Extracted from: NACA REPORT No.233



Langley Memorial Aeronautical Laboratory

This report contains the aerodynamic properties of the wing sections, U.S.A. 35 A, U.S.A. 35 B, Clark Y, and Gottingen 387, as determined at various Reynolds Numbers up to an approximately full scale value in the variable density wind tunnel of the National Advisory Committee for Aeronautics.


It is show that the characteristics of the wings investigated are affected greatly and in a somewhat erratic manner by variation of the Reynolds Number. In general there is a small increase in maximum lift and an appreciable decrease in drag at all lifts.




The tests described in this report were made in the variable density wind tunnel of the National Advisory Committee for Aeronautics. The construction of this tunnel, the features particular to it: and the reasons for providing such features will be the subject of another report.

Since the effective linear model size is equal to the actual model size multiplied by the ratio of the test density to the normal density of air, full scale values of the Reynolds Number are obtained in the variable density wind tunnel with moderate wind speeds on models of ordinary size by compressing the air to about twenty times its normal density (or normal pressure).

The present tests are among the first made in the variable density wind tunnel, and, as might be expected from the newness of the work, there are certain runs and individual readings which do not appear to check with the remaining data. 


Owing to the general interest in these data and their probable value to airplane designers, it has been decided to make the data immediately available in the present form and to give more complete and more accurate data in some future report or reports. The general effect of the Reynolds Number and the characteristics of the various airfoils at large Reynolds Number are considered to be given with reasonable accuracy by these data.

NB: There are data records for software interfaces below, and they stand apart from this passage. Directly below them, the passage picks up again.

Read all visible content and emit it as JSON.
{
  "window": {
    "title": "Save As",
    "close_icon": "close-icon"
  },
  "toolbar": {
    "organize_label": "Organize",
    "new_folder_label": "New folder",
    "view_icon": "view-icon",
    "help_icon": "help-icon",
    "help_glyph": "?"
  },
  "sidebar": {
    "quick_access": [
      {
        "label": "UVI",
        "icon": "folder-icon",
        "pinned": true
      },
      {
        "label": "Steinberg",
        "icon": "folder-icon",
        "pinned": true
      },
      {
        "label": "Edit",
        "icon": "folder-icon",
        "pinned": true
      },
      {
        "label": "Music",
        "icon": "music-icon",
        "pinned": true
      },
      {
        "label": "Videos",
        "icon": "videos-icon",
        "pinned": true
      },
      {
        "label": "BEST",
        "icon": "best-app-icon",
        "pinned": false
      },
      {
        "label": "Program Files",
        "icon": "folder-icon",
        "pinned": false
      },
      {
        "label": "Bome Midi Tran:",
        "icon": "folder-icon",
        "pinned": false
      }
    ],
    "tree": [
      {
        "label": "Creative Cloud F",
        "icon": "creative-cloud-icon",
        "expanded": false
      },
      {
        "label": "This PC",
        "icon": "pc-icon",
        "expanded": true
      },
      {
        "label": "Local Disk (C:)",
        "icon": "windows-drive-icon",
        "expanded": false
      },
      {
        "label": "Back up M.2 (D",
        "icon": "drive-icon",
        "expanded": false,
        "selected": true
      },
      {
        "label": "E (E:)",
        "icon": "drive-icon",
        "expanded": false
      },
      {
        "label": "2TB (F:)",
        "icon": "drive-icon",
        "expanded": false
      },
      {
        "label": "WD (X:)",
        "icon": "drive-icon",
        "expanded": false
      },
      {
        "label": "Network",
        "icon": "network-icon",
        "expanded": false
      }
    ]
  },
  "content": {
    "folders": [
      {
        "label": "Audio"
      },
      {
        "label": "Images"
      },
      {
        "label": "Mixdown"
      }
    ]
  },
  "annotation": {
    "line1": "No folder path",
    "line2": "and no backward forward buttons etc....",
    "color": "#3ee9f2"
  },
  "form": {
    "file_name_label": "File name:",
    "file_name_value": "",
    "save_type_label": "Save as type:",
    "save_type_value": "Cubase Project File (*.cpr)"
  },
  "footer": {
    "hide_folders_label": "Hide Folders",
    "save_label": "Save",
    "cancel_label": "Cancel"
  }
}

The models were smoothly cutting of duralumin in rectangular form, 30-inch span and 5 inch chord, with equal and parallel sections along the span, The span of the models, 30-inches, is one-half of the throat diameter of the wind tunnel. In the tests each model was fastened to the tunne1 balance by means of thin wires and a vertical shielded bar extending across the tunne1 in rear of the model. A skid rigidly connected with the model bias hinged to this bar, so that the angle of attack could be changed during the tests by moving the bar up or down.

Each model was investigated through a range of angles of attack at an approximately constant pressure of the air circulating in the wind tunnel. This pressure was increased in steps and each time the test repeated.


In the same way the resistance of the wires and of other auxiliary parts was determined. This Iatter test includes the slight forces exerted by the air flow on the balances directly, in consequence of small leakages between the test room, the balance room, and the return channel.

Common Airfoil 2 ]